  2. The way that several proponents of this method have described it, this also encourages you to write lists of things you don't like about yourself, and then ignore it completely. Because hey! You're not so bad after all. Then again I guess there's then more pop psychology to suggest other ways to help yourself help yourself.
  3. I've found that ultimately, the heart of this message (and many other pop psych messages) is this: Focus on yourself, because within yourself is the power to make yourself happy and complete. 
It sounds lovely right? That inside the depths of our souls lie an inherent power for us to fill in our own gaps, to find our true satisfaction and happiness, to unlock all that we can do and discover who we were meant to be.


You have the power. You have the truth. It's all there inside yourself.

It's the battle cry of post-modernism, the flying banner of humanism and the victory flag of feminism. It's empowering, encouraging, gives you a pat on the back and a nice shot of adrenaline on those inevitable days.
And isn't that exactly what Satan would love for us to think?
That we are capable on our own? That we have the ability to do all of these great things? That we can find our fulfillment in activity, in relationships with others, in digging within ourselves and finding out our own true purposes? On our own? Apart from God?
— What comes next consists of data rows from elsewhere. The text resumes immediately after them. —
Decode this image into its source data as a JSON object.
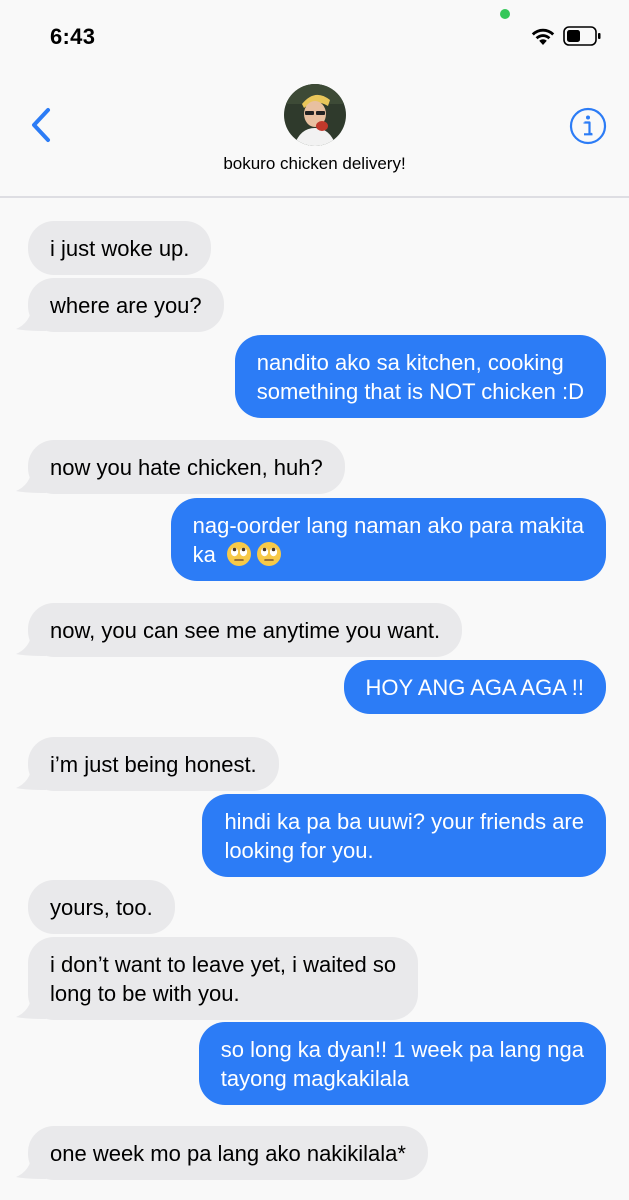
{
  "status_bar": {
    "time": "6:43"
  },
  "header": {
    "contact_name": "bokuro chicken delivery!"
  },
  "messages": [
    {
      "dir": "in",
      "text": "i just woke up."
    },
    {
      "dir": "in",
      "text": "where are you?"
    },
    {
      "dir": "out",
      "line1": "nandito ako sa kitchen, cooking",
      "line2": "something that is NOT chicken :D"
    },
    {
      "dir": "in",
      "text": "now you hate chicken, huh?"
    },
    {
      "dir": "out",
      "line1": "nag-oorder lang naman ako para makita",
      "line2": "ka",
      "emoji": "face-with-rolling-eyes"
    },
    {
      "dir": "in",
      "text": "now, you can see me anytime you want."
    },
    {
      "dir": "out",
      "text": "HOY ANG AGA AGA !!"
    },
    {
      "dir": "in",
      "text": "i’m just being honest."
    },
    {
      "dir": "out",
      "line1": "hindi ka pa ba uuwi? your friends are",
      "line2": "looking for you."
    },
    {
      "dir": "in",
      "text": "yours, too."
    },
    {
      "dir": "in",
      "line1": "i don’t want to leave yet, i waited so",
      "line2": "long to be with you."
    },
    {
      "dir": "out",
      "line1": "so long ka dyan!! 1 week pa lang nga",
      "line2": "tayong magkakilala"
    },
    {
      "dir": "in",
      "text": "one week mo pa lang ako nakikilala*"
    }
  ],
  "colors": {
    "incoming": "#e9e9eb",
    "outgoing": "#2c7cf6",
    "accent": "#2c7cf6"
  }
}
That may not be at the heart of all pop psychology... yet so much of our world has sought to seek their own.
Romans 1:12 --
For although they knew God, they did not honor him as God or give thanks to him, but they became futile in their thinking, and their foolish hearts were darkened. 
1 Corinthians 3:19-20 --
For the wisdom of this world is folly with God. For it is written, “He catches the wise in their craftiness,” and again, “The Lord knows the thoughts of the wise, that they are futile.”

As wonderful and helpful that tips and tricks from pop psychology may be, perhaps we shouldn't (I shouldn't) look to them, at all, after all. My question to self is, would I look similarly to other sources that I know do not honor God, and in fact seek at their heart to usurp His authority and wisdom? I should like to think not.
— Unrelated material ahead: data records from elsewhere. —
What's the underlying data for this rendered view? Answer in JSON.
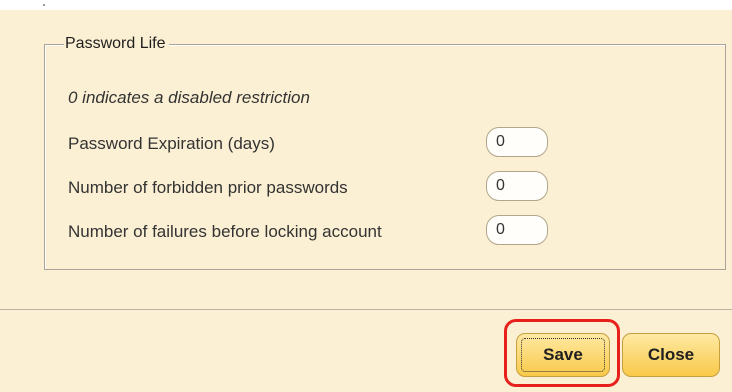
{
  "password_life": {
    "title": "Password Life",
    "hint": "0 indicates a disabled restriction",
    "fields": [
      {
        "label": "Password Expiration (days)",
        "value": "0"
      },
      {
        "label": "Number of forbidden prior passwords",
        "value": "0"
      },
      {
        "label": "Number of failures before locking account",
        "value": "0"
      }
    ]
  },
  "footer": {
    "save_label": "Save",
    "close_label": "Close"
  },
  "colors": {
    "panel_background": "#fcf0d4",
    "button_fill": "#f9c949",
    "highlight": "#e8201c"
  }
}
May we look only to the only Wise God, and give Him all the honor that is due... 


Friday, July 13, 2012

Unlearning

This past year was really focused on learning - not just because I was at the ed school but personally in many areas of my life.

In learning, especially learning that leads directly to behavior change, there is often a lot of unlearning that first needs to be done. At the ed school they like to call it "conceptual change", or as I think of it, tearing down your old thoughts and rebuilding them again - different paths and different philosophies on that, but the root of it is twofold:
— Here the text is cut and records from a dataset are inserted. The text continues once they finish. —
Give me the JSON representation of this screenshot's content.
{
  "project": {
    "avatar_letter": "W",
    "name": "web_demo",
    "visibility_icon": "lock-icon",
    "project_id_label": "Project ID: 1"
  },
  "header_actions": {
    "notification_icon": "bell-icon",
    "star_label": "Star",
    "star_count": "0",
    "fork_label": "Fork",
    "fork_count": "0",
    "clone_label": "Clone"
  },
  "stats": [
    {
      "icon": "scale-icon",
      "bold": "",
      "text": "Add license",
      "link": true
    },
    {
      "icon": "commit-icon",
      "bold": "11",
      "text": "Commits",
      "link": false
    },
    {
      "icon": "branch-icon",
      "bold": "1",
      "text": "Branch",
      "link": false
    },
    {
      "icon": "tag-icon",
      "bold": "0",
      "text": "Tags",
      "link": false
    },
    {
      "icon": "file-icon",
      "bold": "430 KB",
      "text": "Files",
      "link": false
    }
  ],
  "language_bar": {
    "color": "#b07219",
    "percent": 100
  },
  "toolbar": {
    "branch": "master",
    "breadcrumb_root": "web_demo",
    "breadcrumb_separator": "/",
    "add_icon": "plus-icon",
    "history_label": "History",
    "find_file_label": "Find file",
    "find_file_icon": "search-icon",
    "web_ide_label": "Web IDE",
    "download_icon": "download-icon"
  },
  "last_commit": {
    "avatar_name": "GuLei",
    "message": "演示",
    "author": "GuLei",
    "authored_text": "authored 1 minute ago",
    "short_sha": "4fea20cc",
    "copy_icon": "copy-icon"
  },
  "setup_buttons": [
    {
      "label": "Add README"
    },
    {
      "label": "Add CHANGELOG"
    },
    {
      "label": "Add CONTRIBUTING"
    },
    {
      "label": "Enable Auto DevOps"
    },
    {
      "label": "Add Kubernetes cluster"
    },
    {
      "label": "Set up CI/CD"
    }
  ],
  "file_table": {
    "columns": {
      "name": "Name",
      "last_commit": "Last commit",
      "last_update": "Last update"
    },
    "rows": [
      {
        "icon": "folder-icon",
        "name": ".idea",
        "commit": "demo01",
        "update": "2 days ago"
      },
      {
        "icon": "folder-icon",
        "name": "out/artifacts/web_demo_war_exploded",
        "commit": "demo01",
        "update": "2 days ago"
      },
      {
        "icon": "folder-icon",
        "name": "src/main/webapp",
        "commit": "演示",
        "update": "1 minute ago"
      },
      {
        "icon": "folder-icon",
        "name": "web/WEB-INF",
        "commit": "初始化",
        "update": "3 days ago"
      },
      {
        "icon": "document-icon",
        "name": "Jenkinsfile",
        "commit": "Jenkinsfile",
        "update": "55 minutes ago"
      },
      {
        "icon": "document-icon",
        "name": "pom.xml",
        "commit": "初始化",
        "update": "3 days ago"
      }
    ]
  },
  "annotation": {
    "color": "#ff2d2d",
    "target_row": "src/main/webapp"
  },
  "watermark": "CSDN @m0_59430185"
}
  • One, that one must see the error of one's ways by seeing just how much it does not make sense.
  • And Two, that this must arise from an "A-ha" moment, not simply from someone else's lecturing but from really thinking about one's own thoughts.

Anything else is likely to only be temporal and surface level, if not outright forced and often begrudgingly so.

I'm sure that spouses and parents can see this clearly, no ed school degree necessary haha

Every thought, every interaction, every response we have to a given situation, every thing that we let influence our lives - that all builds into the structure of our mental repertoire. Slowly, the brick and mortar of self-centeredness, self-sufficiency, and arrogance is scaffolded and fleshed out.

There's a lot yet to tear down. Wow, praise God, that His demolition of these Towers of Babel is loving, and His disciplines trustworthy and kind...

2 Corinthians 7:10

Godly sorrow brings repentance that leads to salvation and leaves no regret, but worldly sorrow brings death.

Monday, July 2, 2012

Jeremiah 17:9-10

The heart is deceitful above all things and beyond cure. Who can understand it? “I the LORD search the heart and examine the mind, to reward each person according to their conduct, according to what their deeds deserve.”